*THE RECORDS:*
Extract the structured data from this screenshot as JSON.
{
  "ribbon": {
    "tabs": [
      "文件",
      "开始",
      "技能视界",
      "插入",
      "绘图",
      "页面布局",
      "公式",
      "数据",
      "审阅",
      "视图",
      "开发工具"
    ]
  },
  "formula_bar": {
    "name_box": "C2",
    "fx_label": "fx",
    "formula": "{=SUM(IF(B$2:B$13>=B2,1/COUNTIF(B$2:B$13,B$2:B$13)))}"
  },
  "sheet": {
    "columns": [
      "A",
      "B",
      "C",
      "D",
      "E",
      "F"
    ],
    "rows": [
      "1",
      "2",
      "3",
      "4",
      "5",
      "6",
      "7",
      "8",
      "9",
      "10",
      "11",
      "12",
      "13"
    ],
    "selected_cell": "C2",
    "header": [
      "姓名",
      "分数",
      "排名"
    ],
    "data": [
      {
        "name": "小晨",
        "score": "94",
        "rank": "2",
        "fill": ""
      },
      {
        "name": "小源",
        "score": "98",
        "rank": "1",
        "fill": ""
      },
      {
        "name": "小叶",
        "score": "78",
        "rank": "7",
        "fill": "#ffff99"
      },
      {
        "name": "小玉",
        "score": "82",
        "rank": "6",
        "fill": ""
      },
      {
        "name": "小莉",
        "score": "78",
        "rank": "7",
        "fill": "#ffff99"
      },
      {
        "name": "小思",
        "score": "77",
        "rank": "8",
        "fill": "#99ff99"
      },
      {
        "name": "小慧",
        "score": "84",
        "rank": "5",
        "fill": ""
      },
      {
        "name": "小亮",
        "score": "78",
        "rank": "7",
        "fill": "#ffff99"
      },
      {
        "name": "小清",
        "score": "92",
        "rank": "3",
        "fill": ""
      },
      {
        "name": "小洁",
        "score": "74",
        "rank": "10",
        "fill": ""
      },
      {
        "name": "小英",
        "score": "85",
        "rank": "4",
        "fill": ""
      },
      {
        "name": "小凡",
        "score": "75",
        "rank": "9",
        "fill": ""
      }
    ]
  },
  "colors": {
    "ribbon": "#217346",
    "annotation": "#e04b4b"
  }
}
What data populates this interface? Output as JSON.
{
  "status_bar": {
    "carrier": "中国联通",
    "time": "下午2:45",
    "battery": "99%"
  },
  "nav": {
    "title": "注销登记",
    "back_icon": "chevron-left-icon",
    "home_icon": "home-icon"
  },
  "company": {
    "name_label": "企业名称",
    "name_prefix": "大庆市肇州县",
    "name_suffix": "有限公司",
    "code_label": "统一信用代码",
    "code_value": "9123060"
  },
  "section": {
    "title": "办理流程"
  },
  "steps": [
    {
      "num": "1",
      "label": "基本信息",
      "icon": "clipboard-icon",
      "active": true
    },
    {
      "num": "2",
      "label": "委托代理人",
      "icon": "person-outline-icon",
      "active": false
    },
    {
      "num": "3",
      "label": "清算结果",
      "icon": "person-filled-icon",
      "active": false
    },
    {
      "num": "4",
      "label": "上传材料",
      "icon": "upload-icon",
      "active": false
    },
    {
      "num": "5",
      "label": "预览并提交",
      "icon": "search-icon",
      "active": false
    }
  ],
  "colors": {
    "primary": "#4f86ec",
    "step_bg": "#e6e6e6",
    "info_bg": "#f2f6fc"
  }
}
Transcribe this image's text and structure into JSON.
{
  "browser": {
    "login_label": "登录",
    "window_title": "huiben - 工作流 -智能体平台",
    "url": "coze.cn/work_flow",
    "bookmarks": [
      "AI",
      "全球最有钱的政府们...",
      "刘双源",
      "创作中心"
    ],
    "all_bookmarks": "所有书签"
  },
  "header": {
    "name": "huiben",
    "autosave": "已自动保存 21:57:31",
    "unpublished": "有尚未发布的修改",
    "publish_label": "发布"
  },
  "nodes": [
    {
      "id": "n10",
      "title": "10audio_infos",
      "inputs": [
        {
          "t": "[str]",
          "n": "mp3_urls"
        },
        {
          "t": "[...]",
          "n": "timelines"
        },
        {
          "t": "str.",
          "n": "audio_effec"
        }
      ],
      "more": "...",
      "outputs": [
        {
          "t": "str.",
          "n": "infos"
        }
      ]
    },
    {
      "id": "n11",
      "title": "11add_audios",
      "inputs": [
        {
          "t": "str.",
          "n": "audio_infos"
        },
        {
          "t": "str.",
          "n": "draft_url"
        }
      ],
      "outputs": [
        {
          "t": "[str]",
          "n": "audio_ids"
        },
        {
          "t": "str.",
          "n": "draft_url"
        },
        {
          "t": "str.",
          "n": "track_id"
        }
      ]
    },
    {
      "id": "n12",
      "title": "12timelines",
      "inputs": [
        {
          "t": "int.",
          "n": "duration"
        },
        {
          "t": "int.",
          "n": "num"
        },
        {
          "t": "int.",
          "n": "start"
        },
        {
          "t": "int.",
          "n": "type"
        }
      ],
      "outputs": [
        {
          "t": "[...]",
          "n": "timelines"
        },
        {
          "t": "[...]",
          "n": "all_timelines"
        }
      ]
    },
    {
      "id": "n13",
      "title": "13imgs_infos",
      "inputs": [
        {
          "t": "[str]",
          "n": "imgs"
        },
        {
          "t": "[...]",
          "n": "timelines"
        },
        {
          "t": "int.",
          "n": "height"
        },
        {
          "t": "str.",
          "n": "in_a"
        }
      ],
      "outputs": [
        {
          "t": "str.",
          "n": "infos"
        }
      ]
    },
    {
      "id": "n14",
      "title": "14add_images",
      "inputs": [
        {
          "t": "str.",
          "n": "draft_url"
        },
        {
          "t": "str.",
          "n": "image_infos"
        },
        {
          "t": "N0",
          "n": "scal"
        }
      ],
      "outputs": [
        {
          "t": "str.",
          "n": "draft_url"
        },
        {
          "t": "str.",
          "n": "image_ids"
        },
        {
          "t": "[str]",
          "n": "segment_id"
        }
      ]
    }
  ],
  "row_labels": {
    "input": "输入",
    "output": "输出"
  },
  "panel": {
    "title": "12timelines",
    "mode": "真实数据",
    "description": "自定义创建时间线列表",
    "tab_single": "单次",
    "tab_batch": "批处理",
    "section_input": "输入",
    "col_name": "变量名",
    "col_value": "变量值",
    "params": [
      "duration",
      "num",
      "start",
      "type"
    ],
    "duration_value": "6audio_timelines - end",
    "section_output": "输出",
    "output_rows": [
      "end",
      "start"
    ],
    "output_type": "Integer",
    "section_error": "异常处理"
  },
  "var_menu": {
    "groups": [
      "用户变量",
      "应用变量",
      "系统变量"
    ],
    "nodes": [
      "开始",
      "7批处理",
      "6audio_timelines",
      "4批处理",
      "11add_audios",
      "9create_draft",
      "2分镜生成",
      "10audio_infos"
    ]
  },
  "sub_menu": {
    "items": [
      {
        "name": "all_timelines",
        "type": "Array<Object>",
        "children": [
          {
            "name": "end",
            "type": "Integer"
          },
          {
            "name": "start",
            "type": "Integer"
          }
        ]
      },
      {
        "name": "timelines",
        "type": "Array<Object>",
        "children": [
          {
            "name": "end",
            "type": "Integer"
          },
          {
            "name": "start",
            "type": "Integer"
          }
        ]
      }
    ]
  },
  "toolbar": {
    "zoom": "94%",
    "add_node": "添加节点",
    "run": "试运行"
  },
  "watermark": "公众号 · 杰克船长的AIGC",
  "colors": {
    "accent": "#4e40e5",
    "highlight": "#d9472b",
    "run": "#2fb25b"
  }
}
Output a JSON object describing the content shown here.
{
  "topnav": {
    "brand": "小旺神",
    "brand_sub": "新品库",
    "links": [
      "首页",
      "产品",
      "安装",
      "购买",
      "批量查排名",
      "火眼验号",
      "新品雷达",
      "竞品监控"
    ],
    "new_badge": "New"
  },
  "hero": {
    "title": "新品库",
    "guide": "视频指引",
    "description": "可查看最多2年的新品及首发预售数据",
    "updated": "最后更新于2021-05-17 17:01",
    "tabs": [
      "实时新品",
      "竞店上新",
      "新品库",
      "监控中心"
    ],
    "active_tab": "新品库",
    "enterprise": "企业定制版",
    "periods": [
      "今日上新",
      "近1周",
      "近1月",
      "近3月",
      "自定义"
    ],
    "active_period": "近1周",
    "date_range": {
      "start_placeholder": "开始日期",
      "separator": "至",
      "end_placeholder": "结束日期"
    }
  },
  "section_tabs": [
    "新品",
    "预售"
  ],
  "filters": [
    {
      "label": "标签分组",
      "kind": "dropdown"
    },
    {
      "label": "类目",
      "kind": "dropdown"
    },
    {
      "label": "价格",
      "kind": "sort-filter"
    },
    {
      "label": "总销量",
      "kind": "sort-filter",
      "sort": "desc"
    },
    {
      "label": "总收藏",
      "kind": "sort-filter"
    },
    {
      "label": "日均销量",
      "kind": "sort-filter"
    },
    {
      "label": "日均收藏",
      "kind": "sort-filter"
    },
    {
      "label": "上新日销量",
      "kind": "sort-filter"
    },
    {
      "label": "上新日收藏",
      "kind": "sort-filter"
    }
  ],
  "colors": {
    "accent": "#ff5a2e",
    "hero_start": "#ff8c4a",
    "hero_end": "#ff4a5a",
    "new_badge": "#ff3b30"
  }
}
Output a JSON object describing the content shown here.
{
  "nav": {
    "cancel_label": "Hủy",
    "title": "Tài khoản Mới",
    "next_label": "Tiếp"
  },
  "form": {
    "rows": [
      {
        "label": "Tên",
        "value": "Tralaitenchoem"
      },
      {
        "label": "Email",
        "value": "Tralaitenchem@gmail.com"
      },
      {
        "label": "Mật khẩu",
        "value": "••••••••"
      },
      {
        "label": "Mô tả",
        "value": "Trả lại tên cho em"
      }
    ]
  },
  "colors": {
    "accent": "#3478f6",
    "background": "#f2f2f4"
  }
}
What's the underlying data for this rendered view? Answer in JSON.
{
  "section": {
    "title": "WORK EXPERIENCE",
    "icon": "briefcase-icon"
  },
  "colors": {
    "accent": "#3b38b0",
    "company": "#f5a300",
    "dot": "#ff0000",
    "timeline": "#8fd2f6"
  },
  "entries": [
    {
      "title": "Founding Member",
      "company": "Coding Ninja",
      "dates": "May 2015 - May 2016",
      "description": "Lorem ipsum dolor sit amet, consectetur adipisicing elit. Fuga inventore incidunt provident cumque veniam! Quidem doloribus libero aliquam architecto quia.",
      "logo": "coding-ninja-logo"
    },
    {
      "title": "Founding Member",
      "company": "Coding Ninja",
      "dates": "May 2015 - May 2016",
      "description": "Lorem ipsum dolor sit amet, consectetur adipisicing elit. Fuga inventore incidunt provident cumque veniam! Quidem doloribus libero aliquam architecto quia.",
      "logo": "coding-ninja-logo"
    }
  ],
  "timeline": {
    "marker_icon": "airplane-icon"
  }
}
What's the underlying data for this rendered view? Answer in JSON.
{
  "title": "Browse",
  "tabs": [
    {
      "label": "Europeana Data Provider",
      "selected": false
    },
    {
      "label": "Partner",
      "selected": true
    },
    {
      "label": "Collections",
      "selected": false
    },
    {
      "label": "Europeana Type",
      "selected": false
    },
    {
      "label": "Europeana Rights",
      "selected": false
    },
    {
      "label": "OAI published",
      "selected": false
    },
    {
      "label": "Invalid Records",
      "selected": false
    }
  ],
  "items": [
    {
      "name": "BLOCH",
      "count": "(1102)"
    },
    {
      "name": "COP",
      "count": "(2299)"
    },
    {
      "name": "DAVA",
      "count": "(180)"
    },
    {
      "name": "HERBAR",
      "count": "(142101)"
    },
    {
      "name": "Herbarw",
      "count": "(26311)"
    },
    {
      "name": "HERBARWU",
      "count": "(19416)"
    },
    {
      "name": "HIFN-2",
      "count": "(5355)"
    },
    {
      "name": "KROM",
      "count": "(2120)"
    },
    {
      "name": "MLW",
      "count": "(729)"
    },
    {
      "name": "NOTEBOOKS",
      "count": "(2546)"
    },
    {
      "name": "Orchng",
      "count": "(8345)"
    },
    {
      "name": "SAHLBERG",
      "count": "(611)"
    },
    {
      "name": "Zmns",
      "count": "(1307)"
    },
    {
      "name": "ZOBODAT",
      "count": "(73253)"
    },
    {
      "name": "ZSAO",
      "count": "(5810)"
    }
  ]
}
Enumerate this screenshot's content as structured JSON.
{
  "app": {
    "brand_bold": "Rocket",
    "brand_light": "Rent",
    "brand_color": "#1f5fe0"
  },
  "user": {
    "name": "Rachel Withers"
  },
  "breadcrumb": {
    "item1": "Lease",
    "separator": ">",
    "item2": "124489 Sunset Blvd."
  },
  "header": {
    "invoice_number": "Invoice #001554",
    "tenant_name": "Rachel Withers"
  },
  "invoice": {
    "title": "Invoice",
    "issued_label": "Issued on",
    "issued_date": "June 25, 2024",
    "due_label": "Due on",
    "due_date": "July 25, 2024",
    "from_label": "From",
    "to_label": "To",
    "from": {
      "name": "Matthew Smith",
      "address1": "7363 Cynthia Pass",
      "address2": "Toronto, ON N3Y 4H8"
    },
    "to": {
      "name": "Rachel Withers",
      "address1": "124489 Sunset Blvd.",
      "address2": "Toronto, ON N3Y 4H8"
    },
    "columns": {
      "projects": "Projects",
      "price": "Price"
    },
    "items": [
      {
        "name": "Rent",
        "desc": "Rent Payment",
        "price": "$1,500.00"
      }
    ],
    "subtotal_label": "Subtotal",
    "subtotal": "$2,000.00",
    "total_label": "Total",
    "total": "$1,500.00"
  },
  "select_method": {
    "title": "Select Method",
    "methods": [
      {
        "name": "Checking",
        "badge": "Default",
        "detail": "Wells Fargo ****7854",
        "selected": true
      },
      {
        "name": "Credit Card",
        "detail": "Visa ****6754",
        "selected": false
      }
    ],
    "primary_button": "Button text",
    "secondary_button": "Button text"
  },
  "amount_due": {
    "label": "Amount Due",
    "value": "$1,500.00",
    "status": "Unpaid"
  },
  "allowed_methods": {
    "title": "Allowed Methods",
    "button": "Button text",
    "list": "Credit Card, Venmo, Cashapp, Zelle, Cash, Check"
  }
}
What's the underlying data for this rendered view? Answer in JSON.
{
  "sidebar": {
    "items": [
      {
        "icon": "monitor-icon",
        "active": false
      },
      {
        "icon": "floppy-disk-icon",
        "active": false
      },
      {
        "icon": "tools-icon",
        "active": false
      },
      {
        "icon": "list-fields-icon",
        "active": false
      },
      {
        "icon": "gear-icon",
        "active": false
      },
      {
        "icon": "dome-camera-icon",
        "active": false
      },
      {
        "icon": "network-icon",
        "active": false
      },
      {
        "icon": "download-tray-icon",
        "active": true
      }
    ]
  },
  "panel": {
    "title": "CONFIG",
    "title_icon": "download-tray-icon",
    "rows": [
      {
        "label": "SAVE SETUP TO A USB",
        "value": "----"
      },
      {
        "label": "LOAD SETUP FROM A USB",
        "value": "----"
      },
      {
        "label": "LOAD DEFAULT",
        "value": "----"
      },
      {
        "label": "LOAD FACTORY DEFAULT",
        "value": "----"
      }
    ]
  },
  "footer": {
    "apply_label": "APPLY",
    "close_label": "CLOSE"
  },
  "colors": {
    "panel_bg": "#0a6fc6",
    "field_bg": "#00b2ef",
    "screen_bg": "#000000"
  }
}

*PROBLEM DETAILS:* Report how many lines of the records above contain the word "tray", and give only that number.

*WRITTEN RESPONSE:* 2